Using data supplied by the Vantage POB (personnel on board) system, an Internet-based system used by the industry to keep track of people offshore, the research reveals that the average offshore worker is 41 years old, which is the expected average age for any workforce aged between 20 and 60 years.
In addition, the number of women in the industry is increasing, with over 1,800 traveling offshore in 2006. The majority are employed in the catering sector, but there are significant numbers also entering technical roles.
"Today's high activity in the UK continental shelf (UKCS) has resulted in oft-repeated concerns about the demographics of the current workforce, and the sustainability of the skills base," said Jessica Burton, a business analyst at Oil & Gas UK and author of the report. "The research gives a much more optimistic picture for industry demographics than common perception holds. For example, the age profile for female workers was weighted towards the younger age brackets, with an average age of 34.1 years, indicating an increase in the recruitment of young female graduates and other professionals into the industry."
Anecdotal evidence also suggests that the industry's efforts to attract new recruits are paying off. For example, there are 10 applicants for every place on the industry's Technician Training Scheme, while one company graduate scheme attracted 2,000 applicants for 20 places and over 7,000 people recently attended industry recruitment fairs in Newcastle and Glasgow.
However, the report highlights some areas of concern that need to be addressed. These include under-representation in the under-24 year and 30-34 year age groups and older profiles showing up in certain occupations, in particular rigging and crane operations. This emphasizes a continued need to focus recruitment in these areas to avoid potential shortages in the near future, said Oil & Gas UK.
The data recorded 117 nationalities working offshore, with workers from the UK accounting for 85.1% of all personnel. This demonstrates that the UK offshore industry is a major contributor to the UK job market, as well as an attractive global destination.
Oil & Gas UK will be reviewing the Vantage POB data on a regular basis to allow the monitoring of the age profile of the offshore workforce and permit the continued identification of potential areas of concern.
A copy of the Oil & Gas UK Workforce Demographics Report may be downloaded from http://www.oilandgas.org.uk/ukooa/newpublications/pdfs/REF19.pdf.
Oil & Gas UK is the leading representative organization for the UK offshore oil and gas industry. Its 60 members are companies licensed by the Government to explore for and produce oil and gas in UK waters and those who form any part of the industry's supply chain.

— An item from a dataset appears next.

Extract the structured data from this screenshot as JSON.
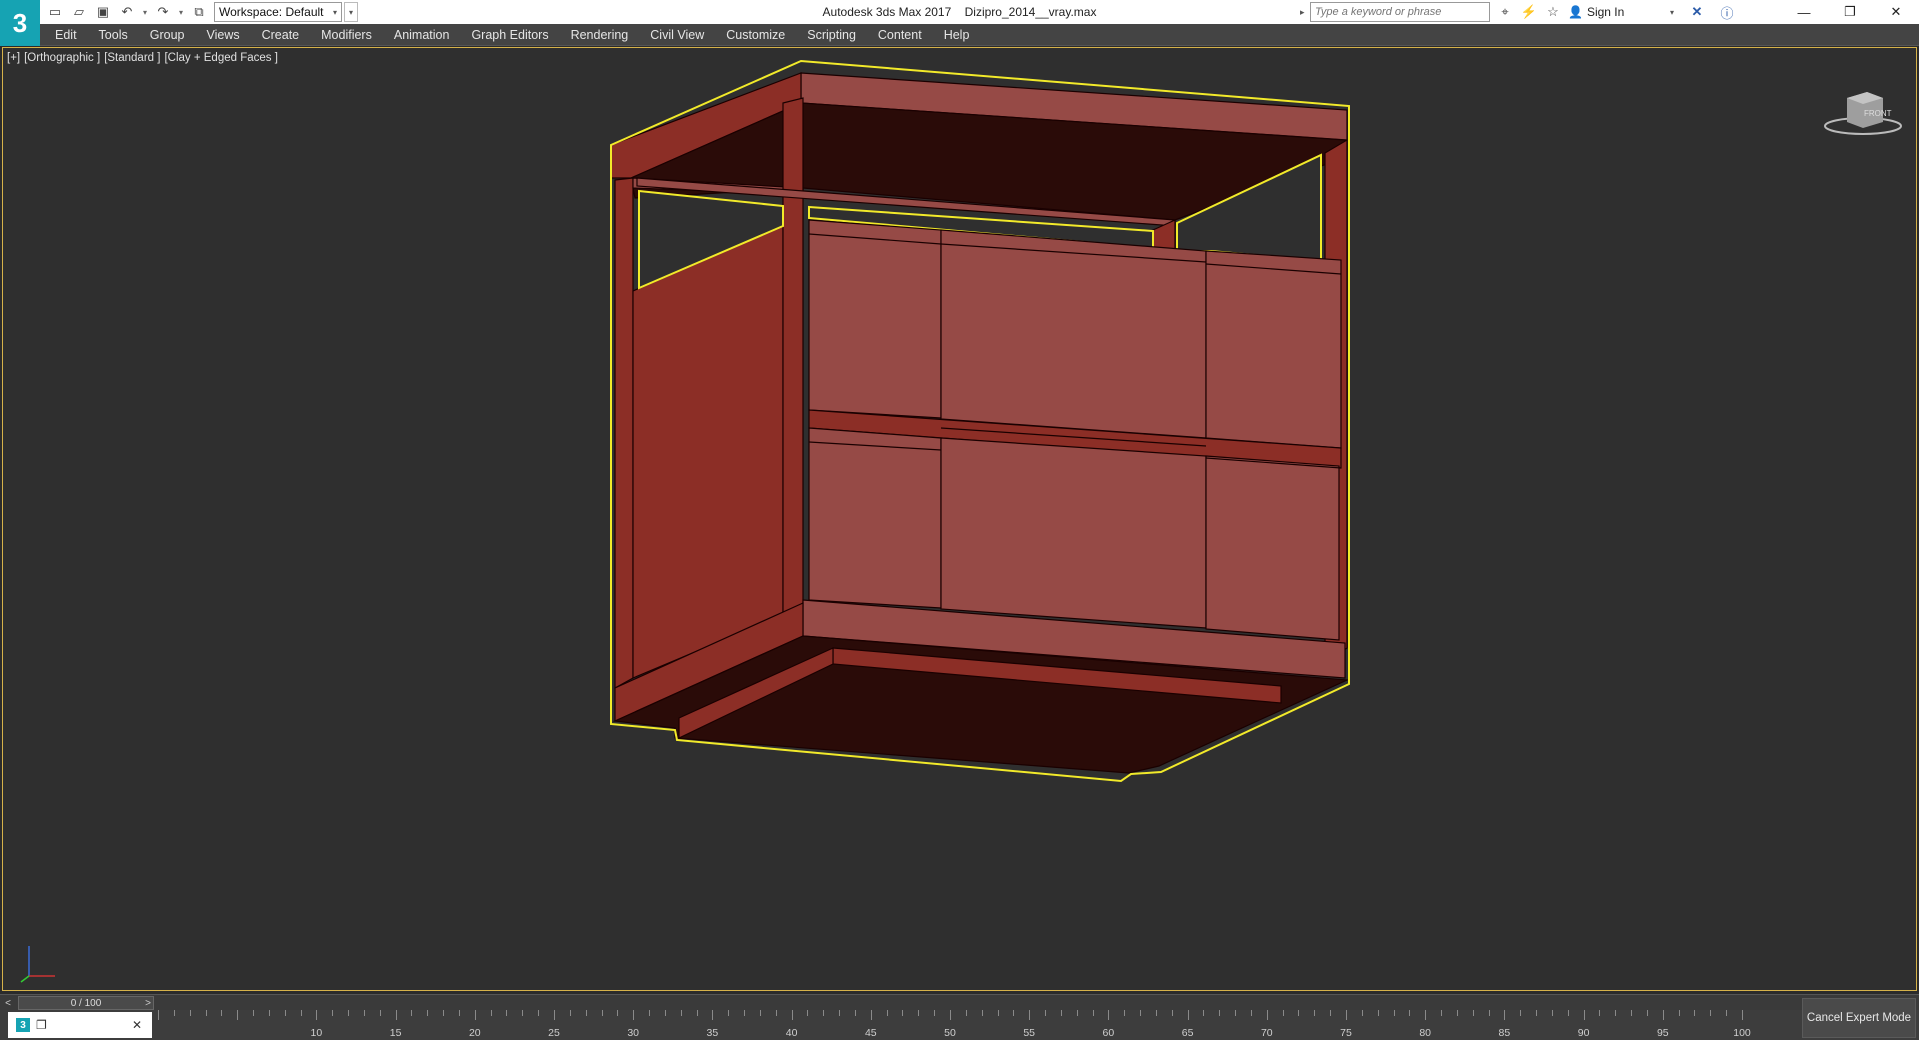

- Shell Submits Brent Decom Plans, Launches Public Consultation (Feb 08)
- UK Operators Moving to Simplify Legal, Commercial Offshore Practices (Dec 13)
- Survey: Collaboration is Crucial for Future Success in North Sea (Dec 05)